Ten years later, I have my own classroom in Aurora, Colorado teaching Language Arts to sixth graders. My students face so many challenges and overcome so much to be successful. I see so much of myself in my students and we bond when I tell them parts of my story. I was their age when I found out about my dad’s addiction and his choice to drink over his choice to act like a dad. Teaching is healing, and as I support my students, I’m healing myself and my experience with an addicted parent.
I was 17 and when the relationship with my dad was nearly too far gone to repair. It took many tries for his work in recovery to stick, but something about his last try was different. By November of my senior year, he had his one month chip. Mrs. Johnson helped me process and understand why he decided to stay sober when I was leaving so soon.
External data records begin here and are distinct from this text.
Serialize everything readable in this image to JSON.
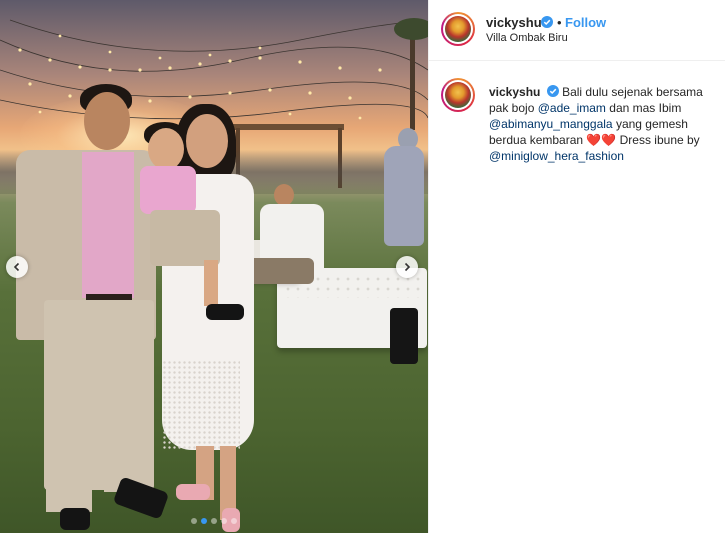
{
  "post": {
    "username": "vickyshu",
    "verified": true,
    "follow_separator": "•",
    "follow_label": "Follow",
    "location": "Villa Ombak Biru"
  },
  "caption": {
    "username": "vickyshu",
    "text_1": "Bali dulu sejenak bersama pak bojo",
    "mention_1": "@ade_imam",
    "text_2": "dan mas Ibim",
    "mention_2": "@abimanyu_manggala",
    "text_3": "yang gemesh berdua kembaran",
    "hearts": "❤️❤️",
    "text_4": "Dress ibune by",
    "mention_3": "@miniglow_hera_fashion"
  },
  "carousel": {
    "total_slides": 5,
    "active_index": 1
  },
  "icons": {
    "prev": "chevron-left-icon",
    "next": "chevron-right-icon",
    "verified": "verified-badge-icon"
  },
  "colors": {
    "accent": "#3897f0",
    "mention": "#003569",
    "text": "#262626"
  }
}
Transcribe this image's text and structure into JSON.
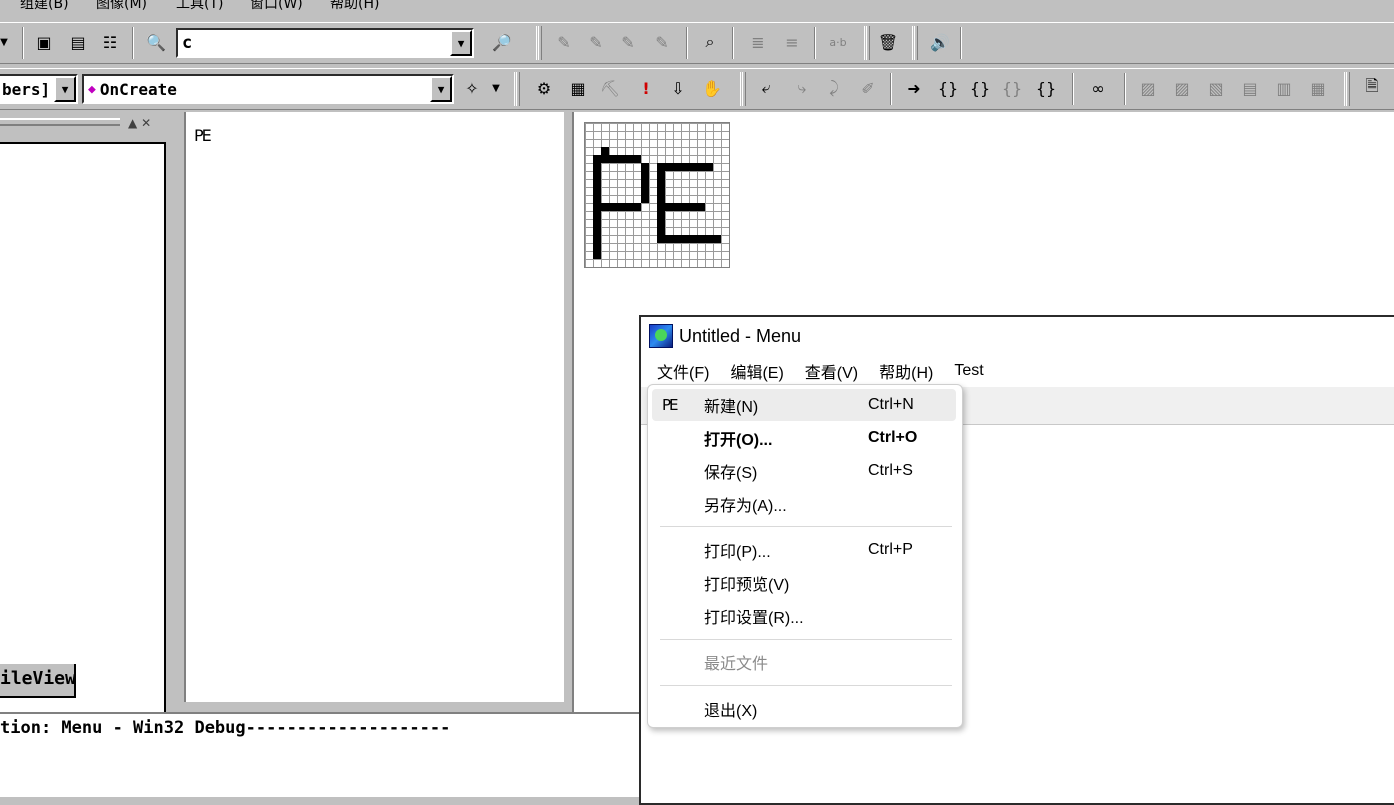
{
  "ide": {
    "menubar": [
      "组建(B)",
      "图像(M)",
      "工具(T)",
      "窗口(W)",
      "帮助(H)"
    ],
    "find_combo_value": "c",
    "class_combo_value": "bers]",
    "function_combo_value": "OnCreate",
    "workspace_tab": "ileView",
    "resource_item": "PE",
    "output_line": "tion: Menu - Win32 Debug--------------------"
  },
  "app": {
    "title": "Untitled - Menu",
    "menus": [
      "文件(F)",
      "编辑(E)",
      "查看(V)",
      "帮助(H)",
      "Test"
    ]
  },
  "file_menu": {
    "items": [
      {
        "label": "新建(N)",
        "shortcut": "Ctrl+N",
        "icon": "PE"
      },
      {
        "label": "打开(O)...",
        "shortcut": "Ctrl+O"
      },
      {
        "label": "保存(S)",
        "shortcut": "Ctrl+S"
      },
      {
        "label": "另存为(A)..."
      },
      {
        "label": "打印(P)...",
        "shortcut": "Ctrl+P"
      },
      {
        "label": "打印预览(V)"
      },
      {
        "label": "打印设置(R)..."
      },
      {
        "label": "最近文件"
      },
      {
        "label": "退出(X)"
      }
    ]
  }
}
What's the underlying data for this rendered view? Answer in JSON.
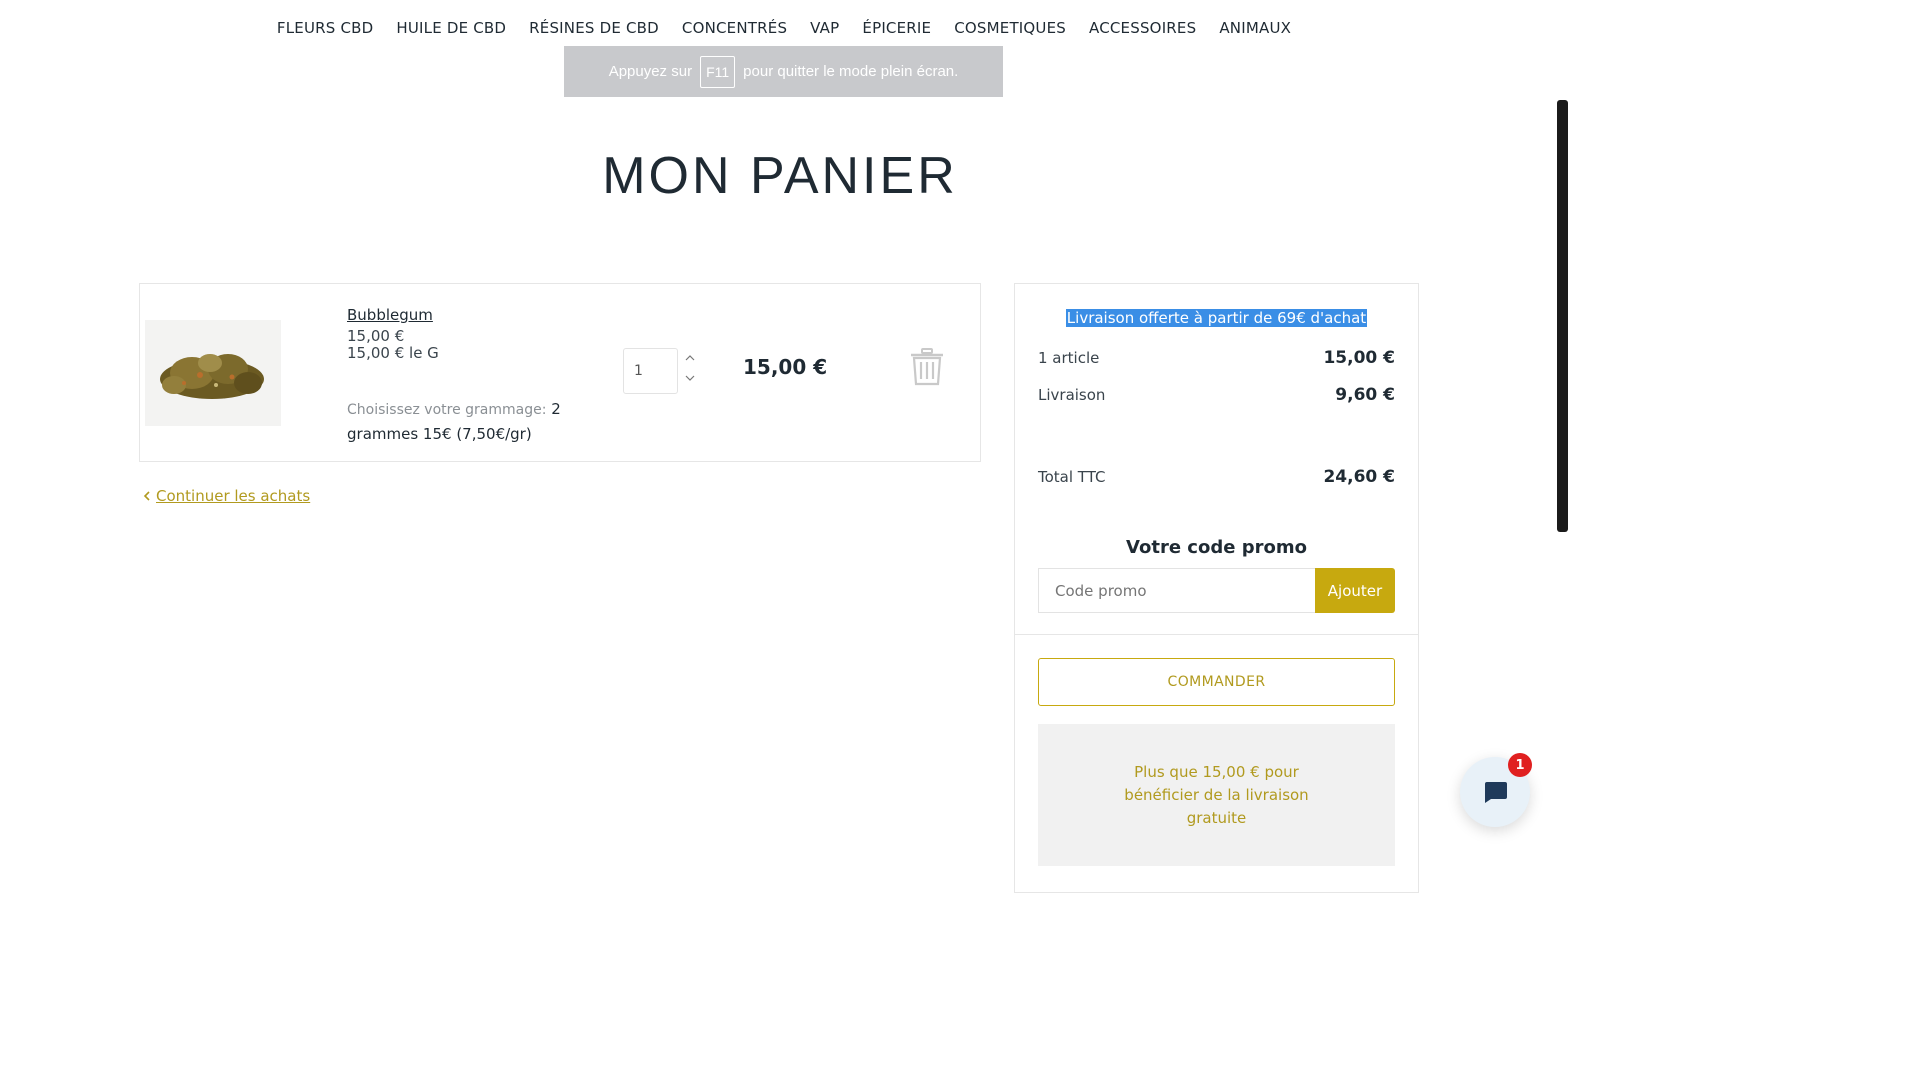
{
  "nav": {
    "items": [
      "FLEURS CBD",
      "HUILE DE CBD",
      "RÉSINES DE CBD",
      "CONCENTRÉS",
      "VAP",
      "ÉPICERIE",
      "COSMETIQUES",
      "ACCESSOIRES",
      "ANIMAUX"
    ]
  },
  "fullscreen_banner": {
    "before": "Appuyez sur",
    "key": "F11",
    "after": "pour quitter le mode plein écran."
  },
  "page": {
    "title": "MON PANIER"
  },
  "cart": {
    "item": {
      "name": "Bubblegum",
      "price": "15,00 €",
      "unit_price": "15,00 € le G",
      "variant_label": "Choisissez votre grammage:",
      "variant_value": "2 grammes 15€ (7,50€/gr)",
      "quantity": "1",
      "line_total": "15,00 €"
    },
    "continue_label": "Continuer les achats"
  },
  "summary": {
    "free_shipping_text": "Livraison offerte à partir de 69€ d'achat",
    "rows": [
      {
        "label": "1 article",
        "value": "15,00 €"
      },
      {
        "label": "Livraison",
        "value": "9,60 €"
      },
      {
        "label": "Total TTC",
        "value": "24,60 €"
      }
    ],
    "promo_title": "Votre code promo",
    "promo_placeholder": "Code promo",
    "promo_button": "Ajouter",
    "order_button": "COMMANDER",
    "notice": "Plus que 15,00 € pour bénéficier de la livraison gratuite"
  },
  "chat": {
    "badge_count": "1"
  },
  "colors": {
    "accent": "#c7a90f",
    "text": "#1f2a33",
    "selection": "#3a8ee6"
  }
}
Teaching has helped heal my relationship with my father. Learning about how trauma impacts brain development didn’t just help me be a better educator for my students, it helped me understand why my father made the choices he did all those years he drank. I didn’t understand why he would choose to cause trauma to his own kids. Now I get it. I know how his own parents impacted him, how trauma can be passed down. I know his early attempts to stay sober were earnest and a struggle. October 15th, 2021 was his ten year sobriety anniversary. Today, we have a real relationship. I can call him and get help, he talks to me about his childhood, we go to concerts together.
My father’s addiction stemmed from trauma of his childhood and his own father’s alcoholism. Addiction trickles down from as far back as my dad can remember, and stigma around getting help prevented him from even asking. In his family’s culture, men are strong and handle family business privately. Being open to support and accepting that mental health and trauma need to be talked about has so much potential to heal families and in turn heal communities. Education systems play a major role in supporting this work. Providing teachers training and further education will improve our ability to help students process experiences and regulate their emotions.
This scholarship will help me be the best possible teacher for my students and develop skills to support their needs, build relationships, and improve my practices for every child that enters my room.